• _Supplied material_
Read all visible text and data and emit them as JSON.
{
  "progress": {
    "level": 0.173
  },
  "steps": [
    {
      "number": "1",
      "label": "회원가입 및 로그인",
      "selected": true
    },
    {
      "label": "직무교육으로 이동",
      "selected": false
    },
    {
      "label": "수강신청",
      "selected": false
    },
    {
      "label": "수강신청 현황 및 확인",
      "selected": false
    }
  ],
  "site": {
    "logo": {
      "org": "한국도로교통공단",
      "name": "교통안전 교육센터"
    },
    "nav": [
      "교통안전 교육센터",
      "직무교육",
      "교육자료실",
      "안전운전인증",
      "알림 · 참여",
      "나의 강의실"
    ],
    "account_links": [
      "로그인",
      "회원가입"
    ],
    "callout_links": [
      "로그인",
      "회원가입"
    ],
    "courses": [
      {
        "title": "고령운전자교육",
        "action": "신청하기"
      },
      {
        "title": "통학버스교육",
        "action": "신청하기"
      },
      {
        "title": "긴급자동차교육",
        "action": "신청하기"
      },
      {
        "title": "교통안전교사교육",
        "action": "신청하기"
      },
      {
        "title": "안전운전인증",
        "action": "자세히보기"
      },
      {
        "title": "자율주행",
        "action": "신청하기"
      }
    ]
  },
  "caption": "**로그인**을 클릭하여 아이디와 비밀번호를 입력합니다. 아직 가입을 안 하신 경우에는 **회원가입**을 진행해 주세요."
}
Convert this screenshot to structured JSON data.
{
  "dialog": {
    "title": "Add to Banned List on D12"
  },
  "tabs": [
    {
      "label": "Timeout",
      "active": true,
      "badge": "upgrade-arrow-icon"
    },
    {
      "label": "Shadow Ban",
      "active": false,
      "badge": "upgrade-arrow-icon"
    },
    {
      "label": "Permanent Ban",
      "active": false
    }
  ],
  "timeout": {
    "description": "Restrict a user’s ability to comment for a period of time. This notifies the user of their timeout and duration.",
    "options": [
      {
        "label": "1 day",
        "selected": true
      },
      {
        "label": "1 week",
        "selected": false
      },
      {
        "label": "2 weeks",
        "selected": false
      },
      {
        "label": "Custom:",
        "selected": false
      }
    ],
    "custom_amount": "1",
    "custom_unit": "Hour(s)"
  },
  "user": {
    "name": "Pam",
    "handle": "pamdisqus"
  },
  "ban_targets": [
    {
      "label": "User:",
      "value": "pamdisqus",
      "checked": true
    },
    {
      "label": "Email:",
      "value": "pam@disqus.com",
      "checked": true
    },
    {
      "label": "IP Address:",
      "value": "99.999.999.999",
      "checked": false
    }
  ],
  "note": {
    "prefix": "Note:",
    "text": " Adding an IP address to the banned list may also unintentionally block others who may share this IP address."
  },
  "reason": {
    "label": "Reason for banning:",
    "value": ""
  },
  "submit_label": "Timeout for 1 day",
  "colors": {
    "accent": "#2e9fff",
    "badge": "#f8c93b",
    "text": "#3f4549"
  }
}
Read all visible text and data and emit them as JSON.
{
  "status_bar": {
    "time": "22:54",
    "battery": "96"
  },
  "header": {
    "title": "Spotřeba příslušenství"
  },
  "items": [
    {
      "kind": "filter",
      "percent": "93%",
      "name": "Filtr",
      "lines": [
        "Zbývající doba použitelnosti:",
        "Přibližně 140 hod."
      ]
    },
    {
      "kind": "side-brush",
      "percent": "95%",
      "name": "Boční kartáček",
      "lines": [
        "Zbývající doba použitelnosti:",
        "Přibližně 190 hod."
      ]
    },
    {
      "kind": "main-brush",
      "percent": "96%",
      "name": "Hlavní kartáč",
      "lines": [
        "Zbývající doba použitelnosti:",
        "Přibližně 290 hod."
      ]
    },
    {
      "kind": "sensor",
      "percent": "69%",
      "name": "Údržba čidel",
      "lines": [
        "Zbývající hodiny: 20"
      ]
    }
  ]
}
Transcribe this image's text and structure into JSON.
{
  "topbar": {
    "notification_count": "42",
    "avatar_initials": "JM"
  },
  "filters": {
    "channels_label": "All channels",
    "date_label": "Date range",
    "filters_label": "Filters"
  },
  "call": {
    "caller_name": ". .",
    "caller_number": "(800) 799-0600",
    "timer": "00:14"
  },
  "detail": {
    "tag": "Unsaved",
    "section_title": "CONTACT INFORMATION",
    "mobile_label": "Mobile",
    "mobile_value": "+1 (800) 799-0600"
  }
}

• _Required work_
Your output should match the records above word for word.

• _Answer section_
Read all visible text and data and emit them as JSON.
{
  "progress": {
    "level": 0.173
  },
  "steps": [
    {
      "number": "1",
      "label": "회원가입 및 로그인",
      "selected": true
    },
    {
      "label": "직무교육으로 이동",
      "selected": false
    },
    {
      "label": "수강신청",
      "selected": false
    },
    {
      "label": "수강신청 현황 및 확인",
      "selected": false
    }
  ],
  "site": {
    "logo": {
      "org": "한국도로교통공단",
      "name": "교통안전 교육센터"
    },
    "nav": [
      "교통안전 교육센터",
      "직무교육",
      "교육자료실",
      "안전운전인증",
      "알림 · 참여",
      "나의 강의실"
    ],
    "account_links": [
      "로그인",
      "회원가입"
    ],
    "callout_links": [
      "로그인",
      "회원가입"
    ],
    "courses": [
      {
        "title": "고령운전자교육",
        "action": "신청하기"
      },
      {
        "title": "통학버스교육",
        "action": "신청하기"
      },
      {
        "title": "긴급자동차교육",
        "action": "신청하기"
      },
      {
        "title": "교통안전교사교육",
        "action": "신청하기"
      },
      {
        "title": "안전운전인증",
        "action": "자세히보기"
      },
      {
        "title": "자율주행",
        "action": "신청하기"
      }
    ]
  },
  "caption": "**로그인**을 클릭하여 아이디와 비밀번호를 입력합니다. 아직 가입을 안 하신 경우에는 **회원가입**을 진행해 주세요."
}
Convert this screenshot to structured JSON data.
{
  "dialog": {
    "title": "Add to Banned List on D12"
  },
  "tabs": [
    {
      "label": "Timeout",
      "active": true,
      "badge": "upgrade-arrow-icon"
    },
    {
      "label": "Shadow Ban",
      "active": false,
      "badge": "upgrade-arrow-icon"
    },
    {
      "label": "Permanent Ban",
      "active": false
    }
  ],
  "timeout": {
    "description": "Restrict a user’s ability to comment for a period of time. This notifies the user of their timeout and duration.",
    "options": [
      {
        "label": "1 day",
        "selected": true
      },
      {
        "label": "1 week",
        "selected": false
      },
      {
        "label": "2 weeks",
        "selected": false
      },
      {
        "label": "Custom:",
        "selected": false
      }
    ],
    "custom_amount": "1",
    "custom_unit": "Hour(s)"
  },
  "user": {
    "name": "Pam",
    "handle": "pamdisqus"
  },
  "ban_targets": [
    {
      "label": "User:",
      "value": "pamdisqus",
      "checked": true
    },
    {
      "label": "Email:",
      "value": "pam@disqus.com",
      "checked": true
    },
    {
      "label": "IP Address:",
      "value": "99.999.999.999",
      "checked": false
    }
  ],
  "note": {
    "prefix": "Note:",
    "text": " Adding an IP address to the banned list may also unintentionally block others who may share this IP address."
  },
  "reason": {
    "label": "Reason for banning:",
    "value": ""
  },
  "submit_label": "Timeout for 1 day",
  "colors": {
    "accent": "#2e9fff",
    "badge": "#f8c93b",
    "text": "#3f4549"
  }
}
Read all visible text and data and emit them as JSON.
{
  "status_bar": {
    "time": "22:54",
    "battery": "96"
  },
  "header": {
    "title": "Spotřeba příslušenství"
  },
  "items": [
    {
      "kind": "filter",
      "percent": "93%",
      "name": "Filtr",
      "lines": [
        "Zbývající doba použitelnosti:",
        "Přibližně 140 hod."
      ]
    },
    {
      "kind": "side-brush",
      "percent": "95%",
      "name": "Boční kartáček",
      "lines": [
        "Zbývající doba použitelnosti:",
        "Přibližně 190 hod."
      ]
    },
    {
      "kind": "main-brush",
      "percent": "96%",
      "name": "Hlavní kartáč",
      "lines": [
        "Zbývající doba použitelnosti:",
        "Přibližně 290 hod."
      ]
    },
    {
      "kind": "sensor",
      "percent": "69%",
      "name": "Údržba čidel",
      "lines": [
        "Zbývající hodiny: 20"
      ]
    }
  ]
}
Transcribe this image's text and structure into JSON.
{
  "topbar": {
    "notification_count": "42",
    "avatar_initials": "JM"
  },
  "filters": {
    "channels_label": "All channels",
    "date_label": "Date range",
    "filters_label": "Filters"
  },
  "call": {
    "caller_name": ". .",
    "caller_number": "(800) 799-0600",
    "timer": "00:14"
  },
  "detail": {
    "tag": "Unsaved",
    "section_title": "CONTACT INFORMATION",
    "mobile_label": "Mobile",
    "mobile_value": "+1 (800) 799-0600"
  }
}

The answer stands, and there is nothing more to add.